***** Provided records *****
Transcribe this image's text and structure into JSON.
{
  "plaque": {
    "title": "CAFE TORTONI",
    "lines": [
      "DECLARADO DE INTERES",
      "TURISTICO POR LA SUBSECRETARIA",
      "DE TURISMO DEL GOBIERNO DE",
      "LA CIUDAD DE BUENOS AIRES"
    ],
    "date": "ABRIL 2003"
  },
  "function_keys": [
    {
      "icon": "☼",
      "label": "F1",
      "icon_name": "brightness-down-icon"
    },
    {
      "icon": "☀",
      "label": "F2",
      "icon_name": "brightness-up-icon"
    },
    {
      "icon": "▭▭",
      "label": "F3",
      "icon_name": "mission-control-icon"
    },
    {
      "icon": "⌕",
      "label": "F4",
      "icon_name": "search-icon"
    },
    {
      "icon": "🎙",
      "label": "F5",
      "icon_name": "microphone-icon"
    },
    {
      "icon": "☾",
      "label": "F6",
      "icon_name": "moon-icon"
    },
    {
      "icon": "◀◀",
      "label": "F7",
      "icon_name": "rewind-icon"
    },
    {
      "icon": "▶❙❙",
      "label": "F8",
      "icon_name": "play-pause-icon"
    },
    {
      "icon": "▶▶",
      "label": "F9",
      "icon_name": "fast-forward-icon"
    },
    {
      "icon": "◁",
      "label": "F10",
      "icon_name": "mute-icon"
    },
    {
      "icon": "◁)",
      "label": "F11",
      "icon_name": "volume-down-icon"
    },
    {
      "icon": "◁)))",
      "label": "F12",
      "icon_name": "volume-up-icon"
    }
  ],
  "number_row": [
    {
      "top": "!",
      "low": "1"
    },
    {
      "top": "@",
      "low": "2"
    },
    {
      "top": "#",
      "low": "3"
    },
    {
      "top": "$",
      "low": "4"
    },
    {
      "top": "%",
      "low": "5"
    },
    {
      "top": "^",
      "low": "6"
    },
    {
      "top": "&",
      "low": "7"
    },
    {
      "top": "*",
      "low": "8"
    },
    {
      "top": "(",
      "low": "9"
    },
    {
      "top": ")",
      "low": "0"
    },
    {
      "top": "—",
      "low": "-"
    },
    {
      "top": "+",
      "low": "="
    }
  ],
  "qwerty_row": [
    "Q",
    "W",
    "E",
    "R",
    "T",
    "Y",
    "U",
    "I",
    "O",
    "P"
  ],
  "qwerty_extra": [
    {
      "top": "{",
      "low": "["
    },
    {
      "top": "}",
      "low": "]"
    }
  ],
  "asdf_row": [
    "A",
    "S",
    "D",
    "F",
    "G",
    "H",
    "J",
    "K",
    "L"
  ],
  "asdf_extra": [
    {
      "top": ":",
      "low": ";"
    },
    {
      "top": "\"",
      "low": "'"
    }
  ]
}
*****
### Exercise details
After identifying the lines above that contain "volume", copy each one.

### Solution
      "icon_name": "volume-down-icon"
      "icon_name": "volume-up-icon"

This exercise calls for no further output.